It seems more natural to invite someone to a meal then to have then go through an initiation process (baptism) before they are allowed to eat. This makes communion a meal for insiders.
I've been baptized, and I'm a Christian, but if you want to evaluate my current level of faith before communion there are days I wouldn't be allowed. As I sit in the pew, I'm not sure what I believe or if the word Christian would accurate describe me, but I always take communion because I believe God is bigger than my doubts and the my neighbor has faith for me when mine is lacking.
So, when someone new walks into a church and feels compelled to participate in communion, even if they don't completely understand what it is about, I do not want them to be turned away. God is working in them, and we shouldn't let anything, our rules, misgivings, or tradition, get in the way.
Afterall, Christ is the host of the meal and is present, so let him decided who can come and eat. As far as I can tell, Jesus ate with lots of people and you didn't have to jump through any hoops to be invited.

Monday, February 9, 2009

I don't believe in Santa God

I remember very distinctly when I did believe in Santa. Santa was this amazing person who knew things about me and all children. Santa cared about me. Santa knew my Christmas Eve schedule, so that the presents would be delivered each Christmas Eve while we were at church. Santa knew me well enough to know what presents to bring even though I never wrote a letter.

But then there was Jesus. Jesus seemed like a good man. He told great stories and healed people. For a short time I even believed he told these stories every Sunday at my church. After all, there was a guy up there in a white robe telling stories everyone listened to, he must be Jesus.

I struggled for a while about the difference between Santa and God. Both seemed to know a lot about me and preferred when I acted good, but could overlook some minor bad behavior as long as I was sorry. When my Sunday School teachers asked what the meaning of Christmas was REALLY about I knew the answer was Jesus. (Being me, however, and never wanting to give the answer I just sat there while the other kids said Santa and the teacher go annoyed that none of knew it was Jesus.)

I stopped believing in Santa, finally. And my concept of God has changed from when I was little and confused the two, but this has been a slow process and still is kinda confusing. Santa and God just seemed to become one person. All those years I heard about Santa it really seemed like I was hearing about God. Eventually, the two concepts became one, and old habits tend to die hard.
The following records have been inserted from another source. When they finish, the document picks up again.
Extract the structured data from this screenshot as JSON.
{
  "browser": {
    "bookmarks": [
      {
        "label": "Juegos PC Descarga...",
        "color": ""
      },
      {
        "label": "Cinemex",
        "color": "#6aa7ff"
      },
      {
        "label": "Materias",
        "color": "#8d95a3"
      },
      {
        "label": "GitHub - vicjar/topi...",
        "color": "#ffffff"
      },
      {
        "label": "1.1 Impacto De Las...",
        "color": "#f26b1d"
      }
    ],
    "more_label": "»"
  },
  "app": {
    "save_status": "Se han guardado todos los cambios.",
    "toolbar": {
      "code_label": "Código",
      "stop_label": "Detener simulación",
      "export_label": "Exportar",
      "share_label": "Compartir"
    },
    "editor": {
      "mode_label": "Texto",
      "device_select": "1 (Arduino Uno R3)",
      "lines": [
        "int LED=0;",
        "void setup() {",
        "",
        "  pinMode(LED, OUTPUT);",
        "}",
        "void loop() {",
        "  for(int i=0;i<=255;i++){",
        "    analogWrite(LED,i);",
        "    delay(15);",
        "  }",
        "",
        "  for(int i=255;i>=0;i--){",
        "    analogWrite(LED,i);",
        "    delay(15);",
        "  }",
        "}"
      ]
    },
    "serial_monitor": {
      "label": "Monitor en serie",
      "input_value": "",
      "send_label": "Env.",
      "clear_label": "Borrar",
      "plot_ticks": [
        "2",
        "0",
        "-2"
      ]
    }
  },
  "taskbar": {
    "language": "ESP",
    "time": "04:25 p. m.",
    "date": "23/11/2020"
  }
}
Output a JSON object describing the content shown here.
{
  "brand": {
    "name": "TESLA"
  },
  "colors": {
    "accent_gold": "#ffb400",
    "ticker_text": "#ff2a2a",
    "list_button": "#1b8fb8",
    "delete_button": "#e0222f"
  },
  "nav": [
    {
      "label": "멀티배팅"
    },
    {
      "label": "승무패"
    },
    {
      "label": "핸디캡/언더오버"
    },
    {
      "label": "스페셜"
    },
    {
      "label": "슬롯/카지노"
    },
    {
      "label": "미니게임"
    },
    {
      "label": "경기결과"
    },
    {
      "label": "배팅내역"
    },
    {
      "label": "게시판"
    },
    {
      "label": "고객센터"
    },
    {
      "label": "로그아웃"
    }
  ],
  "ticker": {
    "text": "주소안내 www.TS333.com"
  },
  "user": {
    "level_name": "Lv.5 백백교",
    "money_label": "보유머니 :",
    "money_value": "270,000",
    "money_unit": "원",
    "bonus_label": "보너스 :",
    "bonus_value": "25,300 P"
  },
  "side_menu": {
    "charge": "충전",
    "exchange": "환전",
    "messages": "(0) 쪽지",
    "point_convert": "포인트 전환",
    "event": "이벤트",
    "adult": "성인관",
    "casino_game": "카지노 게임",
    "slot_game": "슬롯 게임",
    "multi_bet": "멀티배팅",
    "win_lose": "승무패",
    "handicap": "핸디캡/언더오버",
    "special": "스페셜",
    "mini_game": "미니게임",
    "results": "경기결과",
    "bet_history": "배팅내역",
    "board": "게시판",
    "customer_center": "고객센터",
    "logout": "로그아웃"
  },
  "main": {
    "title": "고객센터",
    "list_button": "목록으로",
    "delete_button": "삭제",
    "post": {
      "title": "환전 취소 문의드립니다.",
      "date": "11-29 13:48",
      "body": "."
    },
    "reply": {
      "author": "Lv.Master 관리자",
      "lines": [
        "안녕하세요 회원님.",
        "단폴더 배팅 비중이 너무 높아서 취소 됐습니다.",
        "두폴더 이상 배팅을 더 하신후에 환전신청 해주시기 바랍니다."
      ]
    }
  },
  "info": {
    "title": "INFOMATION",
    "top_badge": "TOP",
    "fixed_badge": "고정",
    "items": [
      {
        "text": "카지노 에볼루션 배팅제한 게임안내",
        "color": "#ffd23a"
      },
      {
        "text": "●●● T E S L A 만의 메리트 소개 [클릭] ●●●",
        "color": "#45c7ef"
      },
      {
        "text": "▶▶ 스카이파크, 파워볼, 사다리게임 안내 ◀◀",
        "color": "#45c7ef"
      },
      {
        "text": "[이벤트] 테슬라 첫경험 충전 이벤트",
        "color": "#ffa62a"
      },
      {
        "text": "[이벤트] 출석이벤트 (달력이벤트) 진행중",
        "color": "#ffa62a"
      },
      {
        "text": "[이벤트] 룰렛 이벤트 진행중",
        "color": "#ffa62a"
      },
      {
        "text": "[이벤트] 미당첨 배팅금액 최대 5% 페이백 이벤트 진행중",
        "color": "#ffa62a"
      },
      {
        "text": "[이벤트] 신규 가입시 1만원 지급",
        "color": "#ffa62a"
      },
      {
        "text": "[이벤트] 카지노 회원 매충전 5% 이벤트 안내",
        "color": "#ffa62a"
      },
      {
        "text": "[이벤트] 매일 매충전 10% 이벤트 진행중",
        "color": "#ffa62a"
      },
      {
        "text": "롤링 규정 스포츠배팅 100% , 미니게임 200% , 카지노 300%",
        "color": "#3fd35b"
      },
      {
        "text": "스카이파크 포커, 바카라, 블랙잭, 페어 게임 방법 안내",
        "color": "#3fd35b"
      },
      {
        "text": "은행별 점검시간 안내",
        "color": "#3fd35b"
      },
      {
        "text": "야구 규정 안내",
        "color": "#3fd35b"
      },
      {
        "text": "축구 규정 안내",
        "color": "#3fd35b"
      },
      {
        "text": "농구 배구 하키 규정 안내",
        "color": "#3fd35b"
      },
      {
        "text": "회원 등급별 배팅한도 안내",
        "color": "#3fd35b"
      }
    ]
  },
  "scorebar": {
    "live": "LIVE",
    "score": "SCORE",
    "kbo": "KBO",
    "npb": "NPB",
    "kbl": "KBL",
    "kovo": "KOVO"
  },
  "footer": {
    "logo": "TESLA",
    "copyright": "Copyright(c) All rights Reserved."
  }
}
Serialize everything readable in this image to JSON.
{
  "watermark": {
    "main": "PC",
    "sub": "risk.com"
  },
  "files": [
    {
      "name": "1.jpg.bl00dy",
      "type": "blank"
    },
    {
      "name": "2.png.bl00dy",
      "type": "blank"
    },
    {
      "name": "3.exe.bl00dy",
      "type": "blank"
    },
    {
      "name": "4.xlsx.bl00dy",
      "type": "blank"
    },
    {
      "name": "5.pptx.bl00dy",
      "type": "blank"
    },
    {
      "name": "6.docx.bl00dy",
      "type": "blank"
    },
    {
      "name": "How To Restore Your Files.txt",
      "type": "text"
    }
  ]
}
I'm sure I am not the only one who got confused. Think about these images of God. Old man in the sky watching over us. We pray for things and God delivers. God brings healing to the sick who are prayed for, but only sometimes. This is Santa by another name.

I no longer believe in Santa, and I no longer believe in Santa God.

(You'll have to wait to hear what I believe in.)